“It is stunning to see that even during the years of an unprecedented boom in household debt, differences by income, race, and ethnicity persisted. Minorities and lower-income families often do not get the same chances to invest in their future as other families do,” said Christian Weller, author of the report.
The laws of our nation and our common values dictate that access to credit and the costs of credit should not be determined by one’s race, ethnicity, or even income. If someone is creditworthy, that person should have access to credit at the same price as everyone else. As the detailed findings of this report demonstrate, there is clear evidence of continuing discrimination. Specifically:
Loan denials are more likely for low-income and minority families.
Minority families and low-income families feel discouraged from applying for loans.
Differences in credit constraints by race and ethnicity persist.
Credit constraints affect a wide range of loans.
Minority families and lower-income families face higher costs of borrowing.
Cost differences persist over time.
Higher costs of borrowing are tied to different credit products.
Clearly, fair and equitable access to credit remains a problem for low-income and minority families. The data point toward persistent differences across race, ethnicity, and income even though there are certain trends that show progress in some areas. For example, while credit market discrimination with respect to loan denials has remained high for African American families, the cost differential with white families has decreased.
Still, the data indicate that lower-income and minority families had less access to credit than white families and higher-income families. In the wake of recent financial market turmoil, especially in the home mortgage marketplace, there are concerns that credit access will decrease and especially affect those who may need it the most—low-income and minority families.
Given the findings in this report that low-income and minority families have less credit access than more wealthy families and white families, it is reasonable to assume that minorities and low-income families will disproportionately feel the effects of the current credit tightening.
These families will have fewer chances to create economic opportunities for themselves or build assets to ensure their future economic security.

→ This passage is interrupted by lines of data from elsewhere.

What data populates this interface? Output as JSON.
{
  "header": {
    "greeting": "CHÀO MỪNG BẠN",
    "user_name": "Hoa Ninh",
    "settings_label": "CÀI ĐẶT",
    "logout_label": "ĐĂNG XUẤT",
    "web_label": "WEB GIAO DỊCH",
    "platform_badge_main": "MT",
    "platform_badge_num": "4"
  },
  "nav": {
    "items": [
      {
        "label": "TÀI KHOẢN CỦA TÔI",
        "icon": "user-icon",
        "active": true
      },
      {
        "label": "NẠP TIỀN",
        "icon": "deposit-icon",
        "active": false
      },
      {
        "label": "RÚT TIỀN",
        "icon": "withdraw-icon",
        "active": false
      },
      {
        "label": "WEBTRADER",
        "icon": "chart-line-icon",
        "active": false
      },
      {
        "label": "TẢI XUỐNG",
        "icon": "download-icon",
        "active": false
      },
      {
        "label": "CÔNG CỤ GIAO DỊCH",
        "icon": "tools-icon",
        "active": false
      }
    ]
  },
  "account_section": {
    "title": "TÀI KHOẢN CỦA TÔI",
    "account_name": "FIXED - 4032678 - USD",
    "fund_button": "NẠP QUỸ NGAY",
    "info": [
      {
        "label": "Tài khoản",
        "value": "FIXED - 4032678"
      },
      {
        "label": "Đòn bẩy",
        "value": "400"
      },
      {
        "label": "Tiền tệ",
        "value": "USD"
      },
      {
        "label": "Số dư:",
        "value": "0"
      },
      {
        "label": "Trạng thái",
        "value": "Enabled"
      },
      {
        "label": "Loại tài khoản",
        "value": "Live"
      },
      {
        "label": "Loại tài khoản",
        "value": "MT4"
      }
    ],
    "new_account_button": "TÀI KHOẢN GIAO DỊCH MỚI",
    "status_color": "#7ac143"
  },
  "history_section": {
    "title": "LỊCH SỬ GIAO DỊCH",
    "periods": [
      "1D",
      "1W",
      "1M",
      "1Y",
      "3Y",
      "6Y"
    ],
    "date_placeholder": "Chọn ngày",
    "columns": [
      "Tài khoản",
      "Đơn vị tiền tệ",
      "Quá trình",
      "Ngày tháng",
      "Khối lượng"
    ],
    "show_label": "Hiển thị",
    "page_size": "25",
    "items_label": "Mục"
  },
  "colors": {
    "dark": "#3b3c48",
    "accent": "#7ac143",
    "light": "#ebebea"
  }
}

In this report, the analysis will first examine the most sweeping data on credit access to establish a baseline for a more detailed multivariate analysis of the same data to highlight continuing discrimination in the credit marketplace.